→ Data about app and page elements
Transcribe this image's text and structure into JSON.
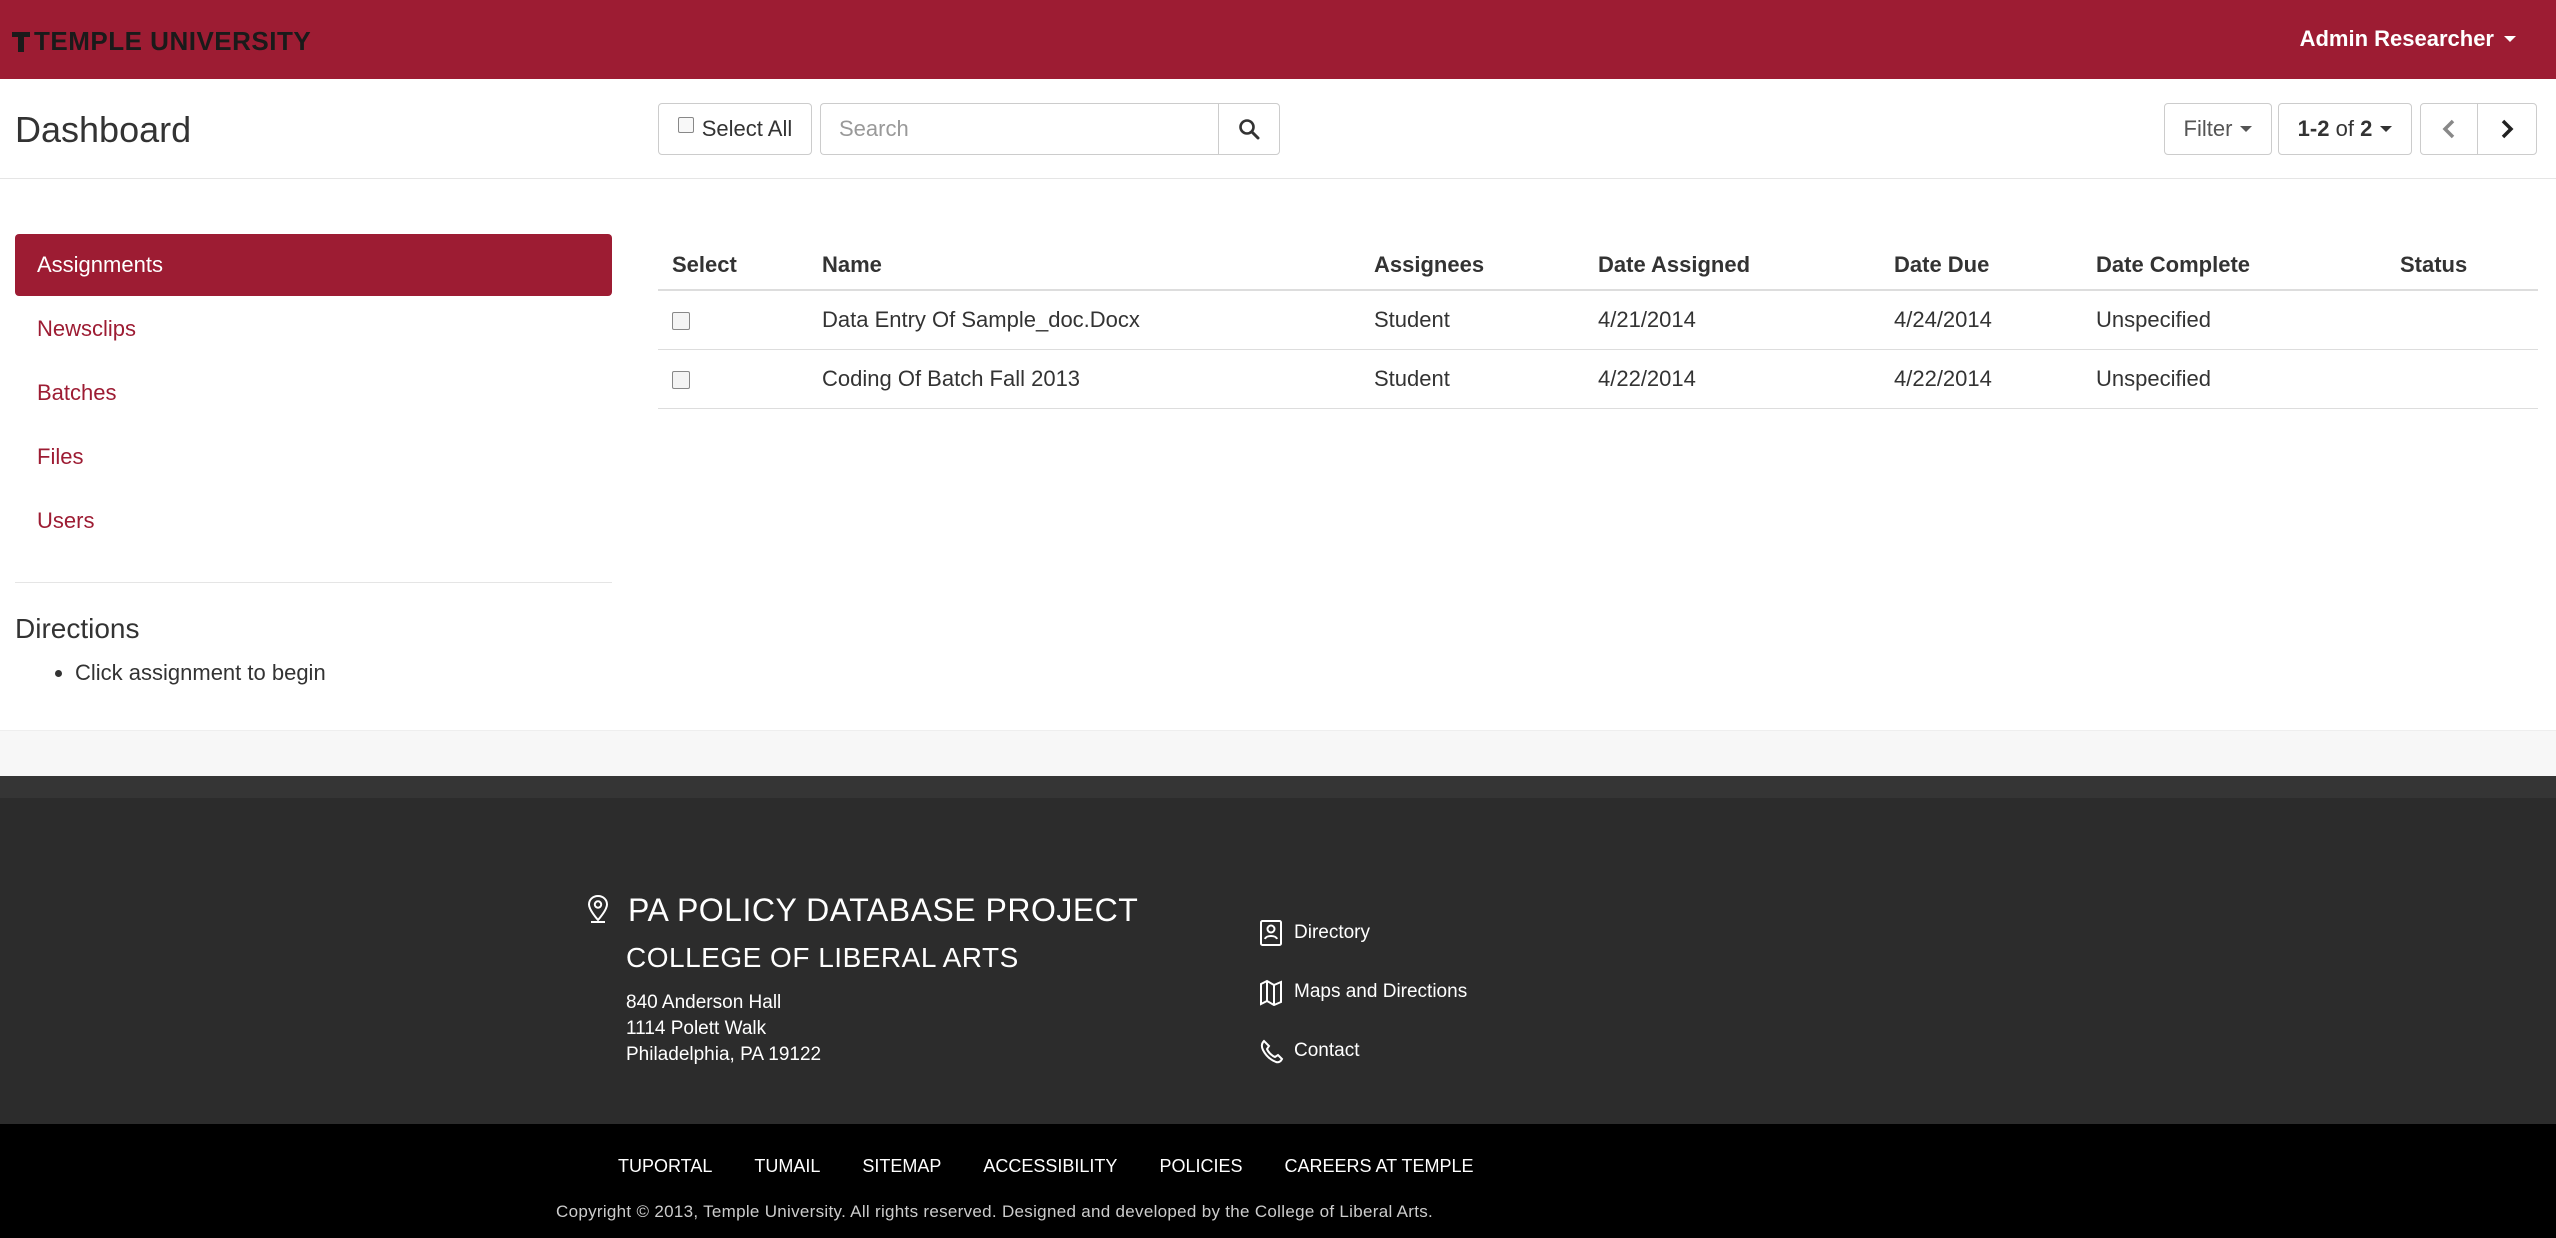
{
  "header": {
    "brand": "TEMPLE UNIVERSITY",
    "user_menu": "Admin Researcher"
  },
  "toolbar": {
    "page_title": "Dashboard",
    "select_all_label": "Select All",
    "search_placeholder": "Search",
    "filter_label": "Filter",
    "pager_range": "1-2",
    "pager_of": "of",
    "pager_total": "2"
  },
  "sidebar": {
    "items": [
      {
        "label": "Assignments",
        "active": true
      },
      {
        "label": "Newsclips"
      },
      {
        "label": "Batches"
      },
      {
        "label": "Files"
      },
      {
        "label": "Users"
      }
    ],
    "directions_title": "Directions",
    "directions": [
      "Click assignment to begin"
    ]
  },
  "table": {
    "headers": [
      "Select",
      "Name",
      "Assignees",
      "Date Assigned",
      "Date Due",
      "Date Complete",
      "Status"
    ],
    "rows": [
      {
        "name": "Data Entry Of Sample_doc.Docx",
        "assignees": "Student",
        "date_assigned": "4/21/2014",
        "date_due": "4/24/2014",
        "date_complete": "Unspecified",
        "status": ""
      },
      {
        "name": "Coding Of Batch Fall 2013",
        "assignees": "Student",
        "date_assigned": "4/22/2014",
        "date_due": "4/22/2014",
        "date_complete": "Unspecified",
        "status": ""
      }
    ]
  },
  "footer": {
    "project": "PA POLICY DATABASE PROJECT",
    "college": "COLLEGE OF LIBERAL ARTS",
    "address": [
      "840 Anderson Hall",
      "1114 Polett Walk",
      "Philadelphia, PA 19122"
    ],
    "links": [
      {
        "label": "Directory",
        "icon": "directory-icon"
      },
      {
        "label": "Maps and Directions",
        "icon": "map-icon"
      },
      {
        "label": "Contact",
        "icon": "phone-icon"
      }
    ],
    "bottom_links": [
      "TUPORTAL",
      "TUMAIL",
      "SITEMAP",
      "ACCESSIBILITY",
      "POLICIES",
      "CAREERS AT TEMPLE"
    ],
    "copyright": "Copyright © 2013, Temple University. All rights reserved. Designed and developed by the College of Liberal Arts."
  },
  "colors": {
    "brand_red": "#9d1c33",
    "footer_dark": "#2c2c2c",
    "bottom_black": "#000000"
  }
}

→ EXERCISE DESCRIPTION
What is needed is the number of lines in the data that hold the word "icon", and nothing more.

→ OUTPUT OF THE TASK
3